Instructions to follow
Pull from the data below each line where the word "true" occurs, and copy it.

Information given: Begin

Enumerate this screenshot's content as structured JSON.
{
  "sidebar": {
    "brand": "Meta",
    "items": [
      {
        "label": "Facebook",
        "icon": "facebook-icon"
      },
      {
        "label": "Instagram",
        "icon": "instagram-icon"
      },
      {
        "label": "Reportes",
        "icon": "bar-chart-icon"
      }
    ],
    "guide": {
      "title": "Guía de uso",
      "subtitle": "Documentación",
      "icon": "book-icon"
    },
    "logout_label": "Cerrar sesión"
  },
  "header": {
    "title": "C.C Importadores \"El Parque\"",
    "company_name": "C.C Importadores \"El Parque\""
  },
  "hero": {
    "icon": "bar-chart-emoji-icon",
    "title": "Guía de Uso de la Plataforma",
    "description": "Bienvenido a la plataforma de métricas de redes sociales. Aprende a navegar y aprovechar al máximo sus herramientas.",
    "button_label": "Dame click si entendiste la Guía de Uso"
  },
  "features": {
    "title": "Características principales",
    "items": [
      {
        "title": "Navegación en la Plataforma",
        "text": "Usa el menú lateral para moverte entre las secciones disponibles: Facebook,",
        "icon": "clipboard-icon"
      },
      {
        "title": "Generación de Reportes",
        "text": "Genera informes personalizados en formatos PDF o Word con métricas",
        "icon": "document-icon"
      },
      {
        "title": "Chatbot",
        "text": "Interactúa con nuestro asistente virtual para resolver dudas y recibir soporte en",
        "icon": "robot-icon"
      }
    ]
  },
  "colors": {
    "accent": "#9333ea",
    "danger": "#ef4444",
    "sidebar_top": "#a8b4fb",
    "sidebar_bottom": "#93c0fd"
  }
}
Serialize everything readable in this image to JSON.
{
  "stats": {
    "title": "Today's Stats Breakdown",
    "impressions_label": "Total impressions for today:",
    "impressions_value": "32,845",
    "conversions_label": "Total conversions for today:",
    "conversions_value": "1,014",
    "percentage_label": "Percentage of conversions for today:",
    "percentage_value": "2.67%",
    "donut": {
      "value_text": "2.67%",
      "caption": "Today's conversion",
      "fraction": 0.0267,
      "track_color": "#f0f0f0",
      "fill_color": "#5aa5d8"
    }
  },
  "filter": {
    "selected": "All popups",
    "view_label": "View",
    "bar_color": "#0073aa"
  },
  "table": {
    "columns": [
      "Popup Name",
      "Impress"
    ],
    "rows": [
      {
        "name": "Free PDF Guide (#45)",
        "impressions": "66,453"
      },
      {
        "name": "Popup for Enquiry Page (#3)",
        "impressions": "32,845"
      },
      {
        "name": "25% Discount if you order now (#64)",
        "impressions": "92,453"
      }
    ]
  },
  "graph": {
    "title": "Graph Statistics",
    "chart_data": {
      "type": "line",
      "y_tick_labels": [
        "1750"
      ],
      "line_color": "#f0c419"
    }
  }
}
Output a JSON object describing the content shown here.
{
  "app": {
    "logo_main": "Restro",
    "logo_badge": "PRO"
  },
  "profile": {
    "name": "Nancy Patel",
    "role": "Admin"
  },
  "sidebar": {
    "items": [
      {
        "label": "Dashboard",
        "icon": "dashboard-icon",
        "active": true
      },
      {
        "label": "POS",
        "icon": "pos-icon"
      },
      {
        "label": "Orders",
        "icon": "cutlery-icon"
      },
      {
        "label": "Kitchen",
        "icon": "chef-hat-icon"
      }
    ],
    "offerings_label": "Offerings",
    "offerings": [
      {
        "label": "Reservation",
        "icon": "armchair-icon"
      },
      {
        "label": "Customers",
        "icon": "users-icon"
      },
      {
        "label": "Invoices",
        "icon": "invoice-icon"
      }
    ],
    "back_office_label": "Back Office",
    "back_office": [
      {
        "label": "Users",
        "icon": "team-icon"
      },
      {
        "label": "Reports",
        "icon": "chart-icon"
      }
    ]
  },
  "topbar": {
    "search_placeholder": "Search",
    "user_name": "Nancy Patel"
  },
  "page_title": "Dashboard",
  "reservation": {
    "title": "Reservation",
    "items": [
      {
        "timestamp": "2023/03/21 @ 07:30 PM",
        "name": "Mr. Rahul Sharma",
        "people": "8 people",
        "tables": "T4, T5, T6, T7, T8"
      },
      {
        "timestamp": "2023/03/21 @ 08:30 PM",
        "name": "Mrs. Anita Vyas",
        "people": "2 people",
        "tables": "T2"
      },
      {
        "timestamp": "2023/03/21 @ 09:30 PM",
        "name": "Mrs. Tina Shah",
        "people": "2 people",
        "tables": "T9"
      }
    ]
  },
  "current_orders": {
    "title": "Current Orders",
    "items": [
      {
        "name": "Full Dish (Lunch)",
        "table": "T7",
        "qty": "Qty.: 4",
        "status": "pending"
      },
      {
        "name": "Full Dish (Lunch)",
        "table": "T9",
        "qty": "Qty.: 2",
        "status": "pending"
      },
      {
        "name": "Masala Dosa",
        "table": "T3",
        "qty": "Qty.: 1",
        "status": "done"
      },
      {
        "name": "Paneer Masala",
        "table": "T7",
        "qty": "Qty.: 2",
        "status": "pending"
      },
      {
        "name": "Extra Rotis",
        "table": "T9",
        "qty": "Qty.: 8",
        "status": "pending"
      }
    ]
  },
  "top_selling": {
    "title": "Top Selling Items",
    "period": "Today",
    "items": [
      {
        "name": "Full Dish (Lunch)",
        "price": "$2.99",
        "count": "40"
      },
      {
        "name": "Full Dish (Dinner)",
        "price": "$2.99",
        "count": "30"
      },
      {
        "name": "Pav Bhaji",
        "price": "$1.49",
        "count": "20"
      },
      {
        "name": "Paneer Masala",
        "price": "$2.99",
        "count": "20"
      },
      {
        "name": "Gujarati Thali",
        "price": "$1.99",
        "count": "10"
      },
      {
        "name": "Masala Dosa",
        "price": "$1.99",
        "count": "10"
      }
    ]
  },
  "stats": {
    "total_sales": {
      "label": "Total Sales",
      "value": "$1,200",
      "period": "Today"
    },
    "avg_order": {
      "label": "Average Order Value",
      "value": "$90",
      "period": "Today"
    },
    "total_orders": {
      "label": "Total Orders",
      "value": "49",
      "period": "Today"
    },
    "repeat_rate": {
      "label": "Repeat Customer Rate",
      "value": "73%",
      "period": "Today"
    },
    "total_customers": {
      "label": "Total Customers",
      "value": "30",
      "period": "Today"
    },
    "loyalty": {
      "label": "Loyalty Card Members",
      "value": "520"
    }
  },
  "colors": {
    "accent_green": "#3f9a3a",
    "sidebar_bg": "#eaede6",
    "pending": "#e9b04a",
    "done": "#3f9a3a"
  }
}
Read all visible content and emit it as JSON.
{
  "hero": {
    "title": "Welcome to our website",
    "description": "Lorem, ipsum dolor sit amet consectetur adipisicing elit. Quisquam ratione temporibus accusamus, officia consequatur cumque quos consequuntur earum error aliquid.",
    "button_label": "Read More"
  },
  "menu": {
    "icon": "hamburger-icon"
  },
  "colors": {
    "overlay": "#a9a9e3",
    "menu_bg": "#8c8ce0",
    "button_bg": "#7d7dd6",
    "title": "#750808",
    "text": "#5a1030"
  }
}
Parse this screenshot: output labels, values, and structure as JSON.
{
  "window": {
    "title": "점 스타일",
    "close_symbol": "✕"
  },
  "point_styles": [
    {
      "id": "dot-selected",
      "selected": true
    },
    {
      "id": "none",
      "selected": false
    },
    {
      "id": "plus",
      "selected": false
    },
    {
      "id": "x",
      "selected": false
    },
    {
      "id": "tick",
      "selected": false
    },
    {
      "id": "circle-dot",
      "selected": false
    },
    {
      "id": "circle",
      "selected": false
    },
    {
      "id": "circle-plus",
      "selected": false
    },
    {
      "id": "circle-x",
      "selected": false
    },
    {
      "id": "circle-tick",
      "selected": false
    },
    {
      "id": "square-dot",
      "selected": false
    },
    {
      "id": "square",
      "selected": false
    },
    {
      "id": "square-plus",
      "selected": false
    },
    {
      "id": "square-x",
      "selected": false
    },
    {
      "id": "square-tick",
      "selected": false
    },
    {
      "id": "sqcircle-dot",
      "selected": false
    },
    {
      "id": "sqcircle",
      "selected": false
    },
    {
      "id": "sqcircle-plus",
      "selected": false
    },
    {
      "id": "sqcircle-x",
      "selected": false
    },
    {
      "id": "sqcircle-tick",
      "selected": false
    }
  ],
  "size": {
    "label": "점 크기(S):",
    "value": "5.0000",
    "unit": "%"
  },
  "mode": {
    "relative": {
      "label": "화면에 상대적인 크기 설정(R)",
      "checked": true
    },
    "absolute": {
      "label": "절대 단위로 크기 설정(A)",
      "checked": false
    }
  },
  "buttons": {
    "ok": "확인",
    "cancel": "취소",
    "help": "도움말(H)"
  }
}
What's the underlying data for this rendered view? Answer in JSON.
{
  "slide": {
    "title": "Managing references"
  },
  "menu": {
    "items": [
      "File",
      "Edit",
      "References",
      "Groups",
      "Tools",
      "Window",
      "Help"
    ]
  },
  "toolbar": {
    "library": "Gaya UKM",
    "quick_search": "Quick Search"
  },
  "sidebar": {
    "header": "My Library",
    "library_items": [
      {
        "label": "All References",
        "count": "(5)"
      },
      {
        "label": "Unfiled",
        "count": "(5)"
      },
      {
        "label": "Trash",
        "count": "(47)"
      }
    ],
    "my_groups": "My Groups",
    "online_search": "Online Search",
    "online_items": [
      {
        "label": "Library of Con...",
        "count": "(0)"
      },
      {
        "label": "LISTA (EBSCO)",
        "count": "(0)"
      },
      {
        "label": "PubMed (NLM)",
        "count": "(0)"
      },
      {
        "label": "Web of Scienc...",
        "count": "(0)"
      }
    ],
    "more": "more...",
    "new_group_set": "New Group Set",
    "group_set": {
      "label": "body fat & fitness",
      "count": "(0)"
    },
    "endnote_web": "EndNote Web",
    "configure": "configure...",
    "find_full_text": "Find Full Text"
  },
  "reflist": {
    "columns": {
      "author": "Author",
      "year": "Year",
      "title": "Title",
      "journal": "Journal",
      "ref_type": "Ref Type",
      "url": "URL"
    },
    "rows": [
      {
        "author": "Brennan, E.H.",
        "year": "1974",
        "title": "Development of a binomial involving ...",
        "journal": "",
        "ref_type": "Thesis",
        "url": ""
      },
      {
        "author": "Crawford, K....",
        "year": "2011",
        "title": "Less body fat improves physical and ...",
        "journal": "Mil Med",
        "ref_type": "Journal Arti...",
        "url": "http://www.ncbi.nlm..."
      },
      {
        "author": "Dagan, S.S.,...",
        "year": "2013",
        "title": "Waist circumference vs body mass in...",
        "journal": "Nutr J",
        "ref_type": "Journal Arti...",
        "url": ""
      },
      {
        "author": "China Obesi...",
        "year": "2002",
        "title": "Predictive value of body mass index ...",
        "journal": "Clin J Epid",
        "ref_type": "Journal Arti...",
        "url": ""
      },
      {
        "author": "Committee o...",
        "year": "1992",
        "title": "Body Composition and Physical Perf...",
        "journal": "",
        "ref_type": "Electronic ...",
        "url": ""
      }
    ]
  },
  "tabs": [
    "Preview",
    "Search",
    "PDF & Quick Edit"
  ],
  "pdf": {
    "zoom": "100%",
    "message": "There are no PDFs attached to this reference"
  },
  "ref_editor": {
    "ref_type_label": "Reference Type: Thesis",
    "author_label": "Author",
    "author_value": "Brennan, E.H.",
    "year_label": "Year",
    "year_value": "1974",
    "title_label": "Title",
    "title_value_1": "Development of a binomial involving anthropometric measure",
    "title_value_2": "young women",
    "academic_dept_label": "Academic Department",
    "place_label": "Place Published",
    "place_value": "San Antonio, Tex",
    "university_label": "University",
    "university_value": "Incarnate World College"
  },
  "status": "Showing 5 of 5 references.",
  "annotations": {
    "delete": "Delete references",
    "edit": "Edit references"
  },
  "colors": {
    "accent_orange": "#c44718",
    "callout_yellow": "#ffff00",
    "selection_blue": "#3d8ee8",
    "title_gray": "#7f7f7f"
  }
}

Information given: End

Your response
        "active": true
      "selected": true
      "checked": true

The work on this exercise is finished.